Many numbers can be expressed as the difference of two perfect squares. What do you notice about the numbers you CANNOT make?
Pick a square within a multiplication square and add the numbers on each diagonal. What do you notice?
Take any prime number greater than 3 , square it and subtract one. Working on the building blocks will help you to explain what is special about your results.
Imagine a large cube made from small red cubes being dropped into a pot of yellow paint. How many of the small cubes will have yellow paint on their faces?
Charlie likes tablecloths that use as many colours as possible, but insists that his tablecloths have some symmetry. Can you work out how many colours he needs for different tablecloth designs?
It is impossible to trisect an angle using only ruler and compasses but it can be done using a carpenter's square.
Can you create a Latin Square from multiples of a six digit number?
Take a triangular number, multiply it by 8 and add 1. What is special about your answer? Can you prove it?
Can you make sense of the three methods to work out what fraction of the total area is shaded?
Show that if you add 1 to the product of four consecutive numbers the answer is ALWAYS a perfect square.
Join the midpoints of a quadrilateral to get a new quadrilateral. What is special about it?
Can you match the charts of these functions to the charts of their integrals?
Can you work through these direct proofs, using our interactive proof sorters?
Can you make a square from these triangles?

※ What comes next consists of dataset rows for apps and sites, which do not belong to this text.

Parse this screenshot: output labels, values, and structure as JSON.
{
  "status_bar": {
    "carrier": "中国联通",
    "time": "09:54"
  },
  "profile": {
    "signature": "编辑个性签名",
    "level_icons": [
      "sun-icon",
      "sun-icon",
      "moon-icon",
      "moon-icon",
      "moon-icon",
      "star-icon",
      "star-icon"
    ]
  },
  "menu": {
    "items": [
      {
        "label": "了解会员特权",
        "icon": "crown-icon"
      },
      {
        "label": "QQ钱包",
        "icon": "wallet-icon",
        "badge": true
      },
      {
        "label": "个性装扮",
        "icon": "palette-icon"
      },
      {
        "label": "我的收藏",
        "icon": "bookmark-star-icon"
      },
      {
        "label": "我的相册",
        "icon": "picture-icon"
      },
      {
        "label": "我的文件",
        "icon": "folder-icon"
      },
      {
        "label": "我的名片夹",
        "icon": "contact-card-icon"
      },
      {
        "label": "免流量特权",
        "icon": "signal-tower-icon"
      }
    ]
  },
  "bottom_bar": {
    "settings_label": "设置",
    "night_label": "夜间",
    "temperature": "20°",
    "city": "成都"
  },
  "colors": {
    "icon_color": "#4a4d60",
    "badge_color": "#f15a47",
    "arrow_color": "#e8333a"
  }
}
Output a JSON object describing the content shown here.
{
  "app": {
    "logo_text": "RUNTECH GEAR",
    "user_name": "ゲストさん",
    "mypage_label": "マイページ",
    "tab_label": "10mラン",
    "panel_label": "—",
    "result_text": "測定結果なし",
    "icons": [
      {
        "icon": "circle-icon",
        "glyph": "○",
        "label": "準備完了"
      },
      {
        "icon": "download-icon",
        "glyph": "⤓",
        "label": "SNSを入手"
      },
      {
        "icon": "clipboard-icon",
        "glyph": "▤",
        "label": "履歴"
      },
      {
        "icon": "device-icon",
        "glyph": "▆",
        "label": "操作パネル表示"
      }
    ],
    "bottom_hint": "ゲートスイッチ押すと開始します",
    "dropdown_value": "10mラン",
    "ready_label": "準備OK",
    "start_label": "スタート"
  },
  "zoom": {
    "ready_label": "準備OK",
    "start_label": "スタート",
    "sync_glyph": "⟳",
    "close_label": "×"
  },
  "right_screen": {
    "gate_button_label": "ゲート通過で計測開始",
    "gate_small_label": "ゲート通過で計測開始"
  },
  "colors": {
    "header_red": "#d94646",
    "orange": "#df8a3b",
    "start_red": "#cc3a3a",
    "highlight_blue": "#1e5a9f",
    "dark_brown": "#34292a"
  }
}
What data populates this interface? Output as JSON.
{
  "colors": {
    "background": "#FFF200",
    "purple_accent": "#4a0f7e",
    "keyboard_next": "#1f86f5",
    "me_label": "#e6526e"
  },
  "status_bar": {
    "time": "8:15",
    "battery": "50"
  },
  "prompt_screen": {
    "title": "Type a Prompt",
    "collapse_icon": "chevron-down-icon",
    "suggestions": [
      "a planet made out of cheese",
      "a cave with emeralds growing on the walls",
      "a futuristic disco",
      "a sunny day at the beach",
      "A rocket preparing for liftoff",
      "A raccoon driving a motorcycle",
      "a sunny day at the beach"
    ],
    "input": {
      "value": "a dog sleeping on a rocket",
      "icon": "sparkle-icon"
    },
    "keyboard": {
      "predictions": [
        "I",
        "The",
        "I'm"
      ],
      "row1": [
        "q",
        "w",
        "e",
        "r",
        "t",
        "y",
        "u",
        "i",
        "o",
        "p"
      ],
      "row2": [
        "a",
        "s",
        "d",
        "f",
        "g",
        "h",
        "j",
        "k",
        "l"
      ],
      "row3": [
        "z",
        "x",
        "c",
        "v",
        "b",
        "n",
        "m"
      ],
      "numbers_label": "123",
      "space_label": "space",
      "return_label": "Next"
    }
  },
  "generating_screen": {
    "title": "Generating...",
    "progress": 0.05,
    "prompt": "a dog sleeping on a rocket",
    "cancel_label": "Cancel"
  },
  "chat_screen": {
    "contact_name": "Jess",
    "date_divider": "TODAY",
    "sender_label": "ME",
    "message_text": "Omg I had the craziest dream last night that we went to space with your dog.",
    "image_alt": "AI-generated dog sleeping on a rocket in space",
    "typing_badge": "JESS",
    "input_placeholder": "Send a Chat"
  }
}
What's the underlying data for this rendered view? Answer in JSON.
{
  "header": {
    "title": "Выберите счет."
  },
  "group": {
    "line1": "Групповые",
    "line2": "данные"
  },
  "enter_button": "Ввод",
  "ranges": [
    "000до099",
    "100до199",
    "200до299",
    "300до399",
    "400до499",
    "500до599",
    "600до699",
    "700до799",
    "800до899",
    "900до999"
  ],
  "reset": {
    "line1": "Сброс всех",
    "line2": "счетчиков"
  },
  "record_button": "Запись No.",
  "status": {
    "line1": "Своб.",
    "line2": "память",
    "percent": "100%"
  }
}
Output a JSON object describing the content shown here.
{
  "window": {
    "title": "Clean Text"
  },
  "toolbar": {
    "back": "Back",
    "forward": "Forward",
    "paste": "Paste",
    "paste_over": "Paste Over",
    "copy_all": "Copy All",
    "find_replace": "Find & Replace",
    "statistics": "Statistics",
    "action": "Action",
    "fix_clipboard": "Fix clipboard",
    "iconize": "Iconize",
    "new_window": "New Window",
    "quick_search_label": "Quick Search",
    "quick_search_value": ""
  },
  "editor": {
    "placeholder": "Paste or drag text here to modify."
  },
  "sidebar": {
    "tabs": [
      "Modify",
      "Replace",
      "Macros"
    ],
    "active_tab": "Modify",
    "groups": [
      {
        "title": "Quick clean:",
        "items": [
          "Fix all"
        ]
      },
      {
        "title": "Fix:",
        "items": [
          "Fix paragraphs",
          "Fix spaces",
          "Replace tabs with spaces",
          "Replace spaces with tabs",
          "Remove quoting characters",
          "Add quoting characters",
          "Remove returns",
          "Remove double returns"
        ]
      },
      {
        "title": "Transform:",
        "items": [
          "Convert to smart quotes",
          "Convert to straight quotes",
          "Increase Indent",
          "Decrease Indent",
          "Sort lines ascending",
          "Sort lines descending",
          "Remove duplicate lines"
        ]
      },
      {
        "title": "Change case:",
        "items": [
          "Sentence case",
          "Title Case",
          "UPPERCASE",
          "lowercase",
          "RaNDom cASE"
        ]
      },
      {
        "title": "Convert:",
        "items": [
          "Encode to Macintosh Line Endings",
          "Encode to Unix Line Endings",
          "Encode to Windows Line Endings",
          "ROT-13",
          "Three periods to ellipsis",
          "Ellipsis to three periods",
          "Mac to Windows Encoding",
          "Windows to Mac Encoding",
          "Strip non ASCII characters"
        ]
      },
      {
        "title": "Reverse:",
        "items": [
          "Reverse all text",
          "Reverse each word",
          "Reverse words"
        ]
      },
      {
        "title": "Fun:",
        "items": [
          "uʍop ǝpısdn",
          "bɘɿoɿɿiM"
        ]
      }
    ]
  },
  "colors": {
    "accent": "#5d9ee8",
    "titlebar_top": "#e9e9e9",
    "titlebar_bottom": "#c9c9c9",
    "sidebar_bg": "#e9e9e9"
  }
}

Which of these triangular jigsaws are impossible to finish?
Sort these mathematical propositions into a series of 8 correct statements.